A New York appeals court unanimously ruled that a gay couple’s marriage in Canada should be recognized in New York.
As pointed out in the Sui Generis-a New York Law Blog, at issue in Martinez v. County of Monroe was whether Monroe Community College properly denied health care benefits to the female partner of a female student. The MCC student had previously married her partner in Canada.
The New York Legal Update fills in some more of the relevant facts:
On July 5, 2004, the plaintiff Patricia Martinez married her same-sex partner, Lisa Ann Golden, in the Province of Ontario, Canada. Ms. Martinez was an employee of the defendant Monroe Community College, in Rochester. On the basis of that marriage, Ms. Martinez applied to the college two days later on July 7, 2004 for spousal health care benefits for Golden. The College admittedly provided health care benefits for the opposite-sex spouses of its employees. However, on November 24, 2004, the College’s Director of Human Resources denied the plaintiff’s application for spousal health care benefits.
The plaintiff then commenced an action seeking, among other things, a declaration that the College’s failure to recognize her marriage for purposes of her spousal health care benefits application violated her rights under the Equal Protection Clause of the New York State Constitution and Executive Law § 296,
In deciding the couple’s rights to insurance coverage, the Court had to decide whether the parties were legally married.
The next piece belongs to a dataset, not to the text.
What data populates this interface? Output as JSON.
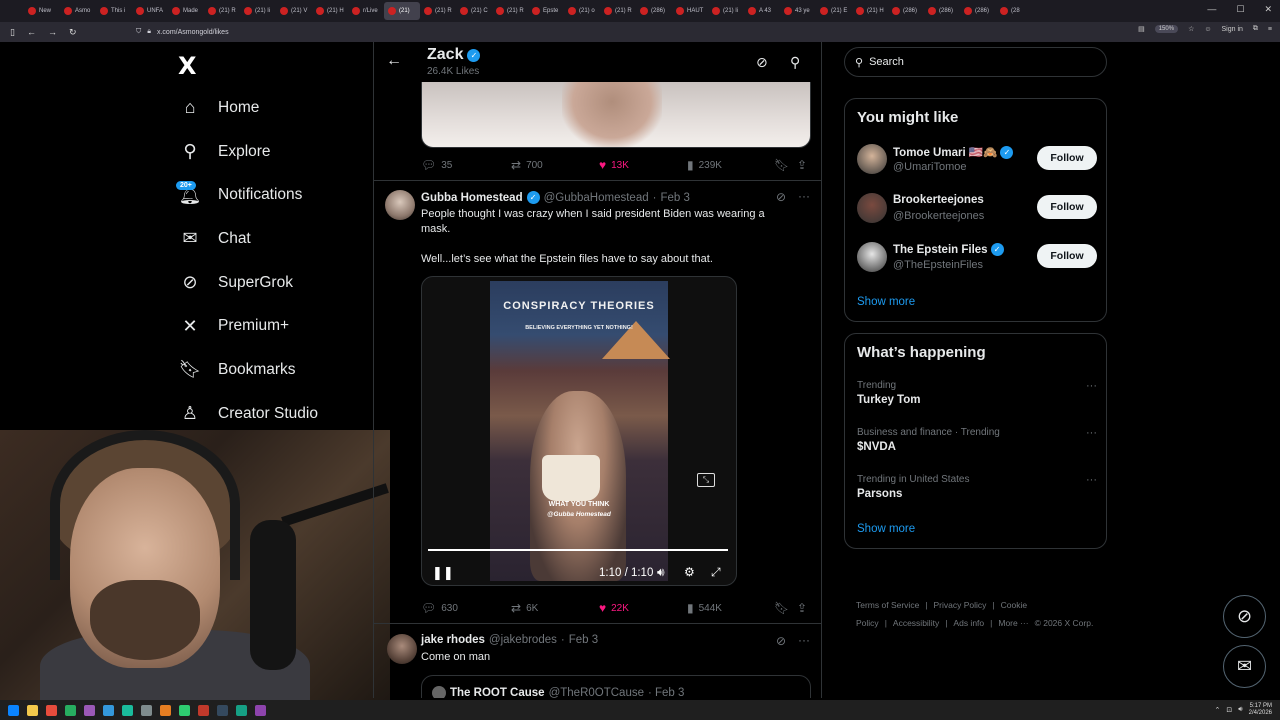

The Court then provided a review of the test of recognizing the validity of marriages obtained outside of New York:
For well over a century, New York has recognized marriages solemnized outside of New York unless they fall into two categories of exception: (1) marriage, the recognition of which is prohibited by the "positive law" of New York and (2) marriages involving incest or polygamy, both of which fall within the prohibitions of "natural law" . . .
Thus, if a marriage is valid in the place where it was entered, "it is to be recognized as such in the courts of this State, unless contrary to the prohibitions of natural law or the express prohibitions of a statute"
The Court then pointed out that by applying the "marriage-recognition" rule, New York has recognized a marriages which would have not been valid if solemnized in New York.
We conclude that plaintiff’s marriage does not fall within either of the two exceptions to the marriage-recognition rA]bsentA]bsent any New York statute expressing clearly the Legislature’s intent to regulate within this State marriages domiciliariesdomiciliariesso Van Voorhis, 86 NY at 37). The Legislature has not enacted legislation to prohibit the recognition of same-sex marriages validly entered into outside of New York, and we thus conclude that the positive law exceptiVoorhishe general rule of foreign marriage recognition is not applicable in this case. . .
The natural law exception also is not applicable. That exception has generally been limited to marriages involving polygamy or incest or marriages "offensive to the public sense of morality to a degree regarded generally with abhorrence" (May, 305 NY at 493), and that cannot be said here. . . . .
The Court of Appeals noted that the Legislature may enact legislation recognizing same-sex marriages and, in our view, the Court of Appeals thereby indicated that the recognition of plaintiff’s marriage is not against the public policy of New York. It is also worth noting that, unlike the overwhelming majority of states, New York has not chosen, pursuant to the federal Defense of Marriage Act (28 USC § 1738C), to enact legislation denying full faith and credit to same-sex marriages validly solemnized in another state.
The Court concluded that the plaintiff’s marriage to Golden, which was valid in the Province of Ontario, Canada, would be entitled to recognition in New York. The Court concluded that absent express legislation to the contrary, prohibiting the recognition of same-sex marriages, such marriages would be entitled to recognition in New York.